Work to complete: Your job is to restate each entry word for word.
START Provided data
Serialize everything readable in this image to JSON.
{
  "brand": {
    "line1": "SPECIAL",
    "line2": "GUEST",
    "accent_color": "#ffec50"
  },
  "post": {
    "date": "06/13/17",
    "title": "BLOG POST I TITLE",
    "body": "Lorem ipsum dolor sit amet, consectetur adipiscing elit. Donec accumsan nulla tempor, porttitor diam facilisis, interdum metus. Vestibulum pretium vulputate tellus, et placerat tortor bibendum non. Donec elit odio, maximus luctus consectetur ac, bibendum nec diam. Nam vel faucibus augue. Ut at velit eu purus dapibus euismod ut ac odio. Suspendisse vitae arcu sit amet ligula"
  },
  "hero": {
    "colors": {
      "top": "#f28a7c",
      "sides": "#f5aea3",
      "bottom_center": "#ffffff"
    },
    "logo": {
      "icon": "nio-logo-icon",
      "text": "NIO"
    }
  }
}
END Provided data
Task result:
Serialize everything readable in this image to JSON.
{
  "brand": {
    "line1": "SPECIAL",
    "line2": "GUEST",
    "accent_color": "#ffec50"
  },
  "post": {
    "date": "06/13/17",
    "title": "BLOG POST I TITLE",
    "body": "Lorem ipsum dolor sit amet, consectetur adipiscing elit. Donec accumsan nulla tempor, porttitor diam facilisis, interdum metus. Vestibulum pretium vulputate tellus, et placerat tortor bibendum non. Donec elit odio, maximus luctus consectetur ac, bibendum nec diam. Nam vel faucibus augue. Ut at velit eu purus dapibus euismod ut ac odio. Suspendisse vitae arcu sit amet ligula"
  },
  "hero": {
    "colors": {
      "top": "#f28a7c",
      "sides": "#f5aea3",
      "bottom_center": "#ffffff"
    },
    "logo": {
      "icon": "nio-logo-icon",
      "text": "NIO"
    }
  }
}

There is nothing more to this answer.